Eichar’s book reads like a written version of an Unsolved Mysteries episode. He sets roughly half of the chapters in 1959, recreating the last few days of the doomed hikers. He manages to put a human face on the young Russian students, and uses diary entries and photographs to paint a picture of a group of young people who are passionate about nature and enthusiastic about life in general. This easily answers the most obvious question, which is why in the world nine people would go hiking in northern Russia in the middle of winter. Eichar also gives us a broad stroke lesson on the historical context of the time. Stalin has recently died, and while Russia is still under the heavy hand of Communism, the country is slowly healing from the cultural and military wars of the previous decade. These chapters are interspersed with others set in 1959, and told from the perspective of the rescue team workers who are utterly baffled by strange deaths of the nine young hikers.
The rest of the book takes places in 2012. We follow Eichar as he chases down lead after lead. He manages to track down Yuri Kuntsevich, the president of the Dyatlov Foundation. He flies to Russia and somehow secures an interview with Yuri Yudin, the tenth member of the original Dyatlov team who had to turn back on the first day due to illness and therefore managed to escape the fate of his friends.

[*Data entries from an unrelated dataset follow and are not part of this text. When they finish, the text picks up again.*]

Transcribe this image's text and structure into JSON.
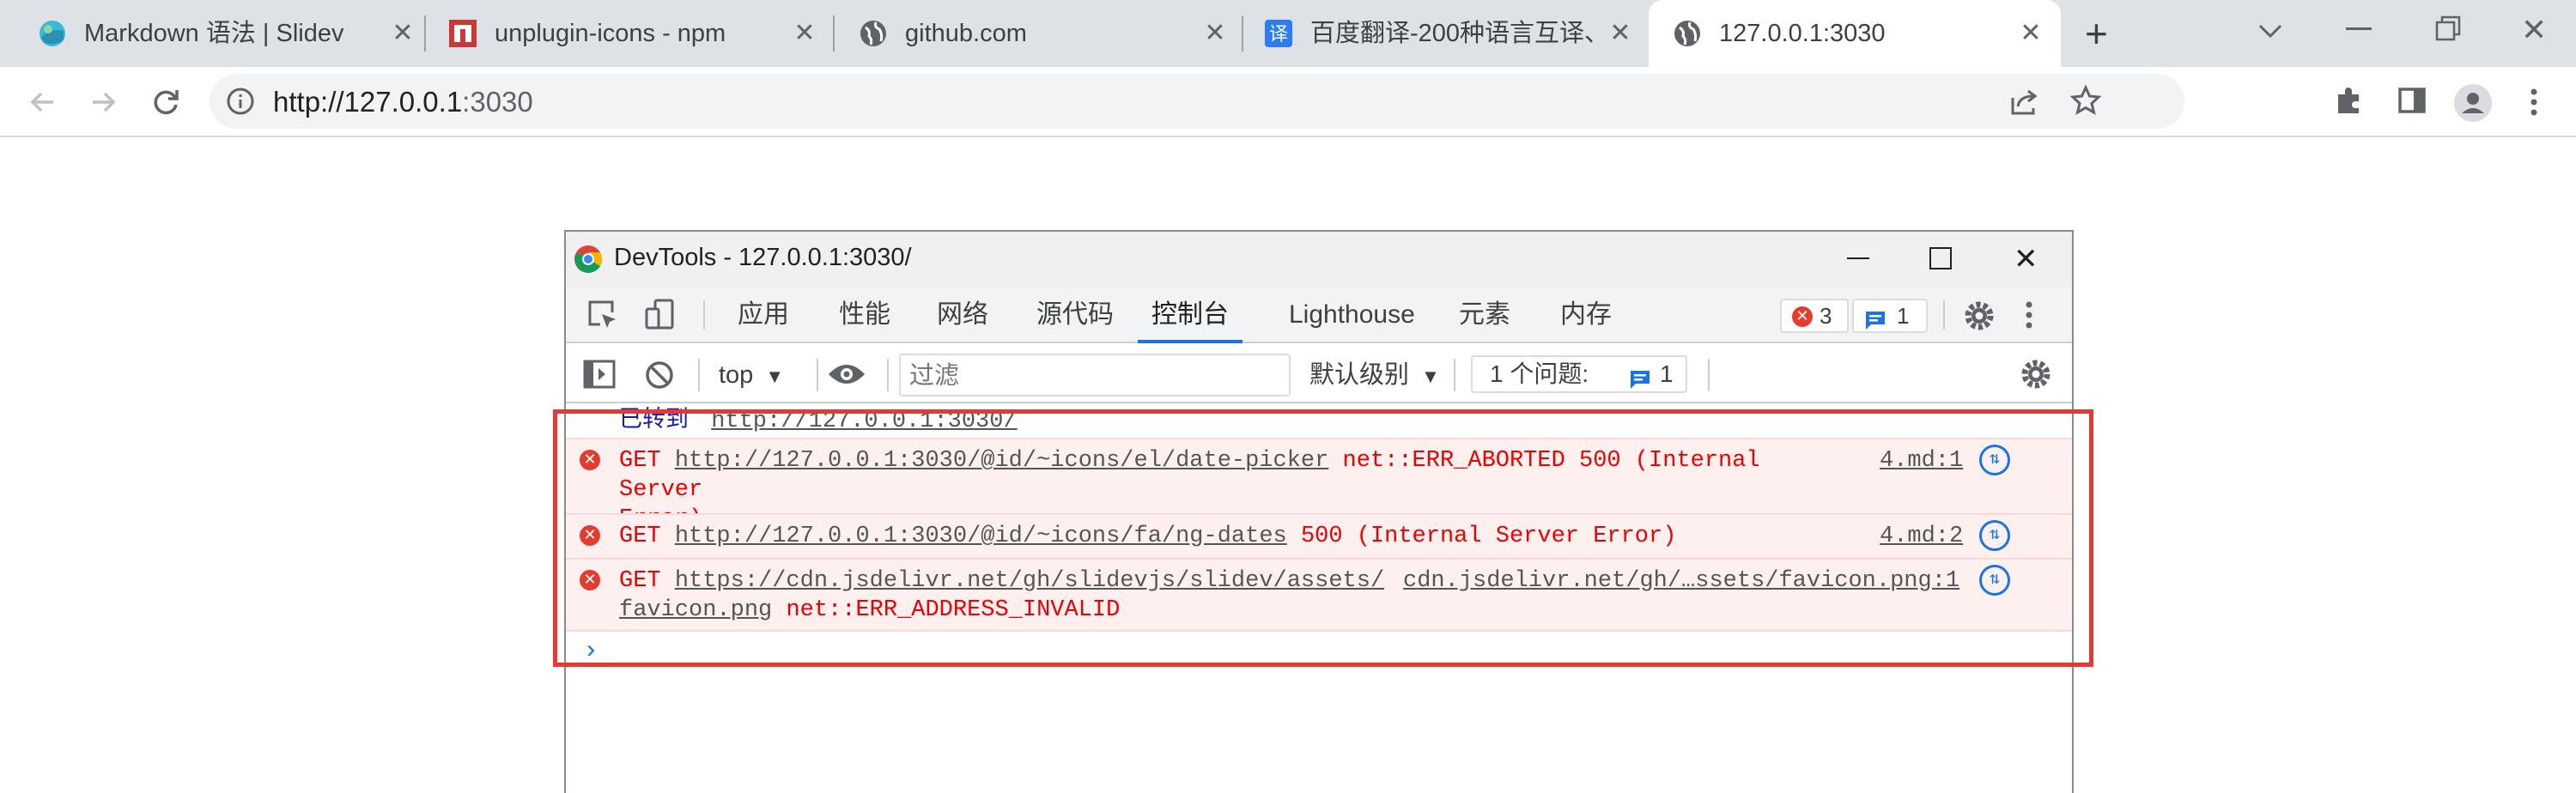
{
  "browser": {
    "tabs": [
      {
        "title": "Markdown 语法 | Slidev",
        "favicon": "slidev-logo-icon"
      },
      {
        "title": "unplugin-icons - npm",
        "favicon": "npm-logo-icon"
      },
      {
        "title": "github.com",
        "favicon": "globe-icon"
      },
      {
        "title": "百度翻译-200种语言互译、",
        "favicon": "baidu-translate-icon"
      },
      {
        "title": "127.0.0.1:3030",
        "favicon": "globe-icon"
      }
    ],
    "new_tab": "+",
    "address": {
      "host": "http://127.0.0.1",
      "port": ":3030"
    }
  },
  "devtools": {
    "title": "DevTools - 127.0.0.1:3030/",
    "tabs": [
      "应用",
      "性能",
      "网络",
      "源代码",
      "控制台",
      "Lighthouse",
      "元素",
      "内存"
    ],
    "active_tab": "控制台",
    "error_count": "3",
    "message_count": "1",
    "console": {
      "context": "top",
      "filter_placeholder": "过滤",
      "level": "默认级别",
      "issues_label": "1 个问题:",
      "issues_count": "1"
    },
    "messages": [
      {
        "type": "info",
        "prefix": "已转到",
        "url": "http://127.0.0.1:3030/"
      },
      {
        "type": "error",
        "method": "GET",
        "url": "http://127.0.0.1:3030/@id/~icons/el/date-picker",
        "status": "net::ERR_ABORTED 500 (Internal Server",
        "status2": "Error)",
        "source": "4.md:1"
      },
      {
        "type": "error",
        "method": "GET",
        "url": "http://127.0.0.1:3030/@id/~icons/fa/ng-dates",
        "status": "500 (Internal Server Error)",
        "source": "4.md:2"
      },
      {
        "type": "error",
        "method": "GET",
        "url": "https://cdn.jsdelivr.net/gh/slidevjs/slidev/assets/",
        "url2": "favicon.png",
        "status": "net::ERR_ADDRESS_INVALID",
        "source": "cdn.jsdelivr.net/gh/…ssets/favicon.png:1"
      }
    ],
    "prompt": "›"
  }
}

Eichar manages to avoid the “conspiracy nut” path that I think could have been very easy to follow. He immediately discredits the idea that the mountain the hikers were found on (Holatchahl) is supposedly cursed by the local native groups and named “The Mountain of the Dead”. He argues that this is a mistranslation, and the mountain is in fact called “Dead Mountain” due to the fact that nothing grows on it. He discounts the theories of aliens and yetis without giving them much thought. Eichar is utterly practical and devoted to legitimate research and citable sources. He devotes a sizable chunk of the book to methodically listing out all of the possible things that could have caused the deaths of the Dyatlov party and systemically ruling them out. Afterwards, he presents his own theory which he believes can finally explain what happened on that February night. Whether or not you choose to believe him is left up to the reader.
Overall, I enjoyed this book because it appealed to the part of me that loves the inexplicable. I would definitely recommend it, but perhaps not on a ski trip.
My rating: 4/5
Happy reading everyone!